DATA TO EXAMINE -

++++

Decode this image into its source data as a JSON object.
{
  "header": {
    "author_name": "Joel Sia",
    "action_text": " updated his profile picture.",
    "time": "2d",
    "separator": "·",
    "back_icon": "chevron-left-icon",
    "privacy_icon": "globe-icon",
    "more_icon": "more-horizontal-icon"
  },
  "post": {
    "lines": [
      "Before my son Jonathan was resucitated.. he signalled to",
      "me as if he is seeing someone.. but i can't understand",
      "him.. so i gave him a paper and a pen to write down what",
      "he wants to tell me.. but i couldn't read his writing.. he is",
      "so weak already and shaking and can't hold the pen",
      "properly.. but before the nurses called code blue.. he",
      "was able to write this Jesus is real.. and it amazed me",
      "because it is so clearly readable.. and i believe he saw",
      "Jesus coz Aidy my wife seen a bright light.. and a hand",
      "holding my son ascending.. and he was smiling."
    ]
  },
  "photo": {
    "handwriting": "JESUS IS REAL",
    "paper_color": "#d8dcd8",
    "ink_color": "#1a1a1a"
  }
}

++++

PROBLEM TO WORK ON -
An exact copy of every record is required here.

COMPLETED EXERCISE -
Decode this image into its source data as a JSON object.
{
  "header": {
    "author_name": "Joel Sia",
    "action_text": " updated his profile picture.",
    "time": "2d",
    "separator": "·",
    "back_icon": "chevron-left-icon",
    "privacy_icon": "globe-icon",
    "more_icon": "more-horizontal-icon"
  },
  "post": {
    "lines": [
      "Before my son Jonathan was resucitated.. he signalled to",
      "me as if he is seeing someone.. but i can't understand",
      "him.. so i gave him a paper and a pen to write down what",
      "he wants to tell me.. but i couldn't read his writing.. he is",
      "so weak already and shaking and can't hold the pen",
      "properly.. but before the nurses called code blue.. he",
      "was able to write this Jesus is real.. and it amazed me",
      "because it is so clearly readable.. and i believe he saw",
      "Jesus coz Aidy my wife seen a bright light.. and a hand",
      "holding my son ascending.. and he was smiling."
    ]
  },
  "photo": {
    "handwriting": "JESUS IS REAL",
    "paper_color": "#d8dcd8",
    "ink_color": "#1a1a1a"
  }
}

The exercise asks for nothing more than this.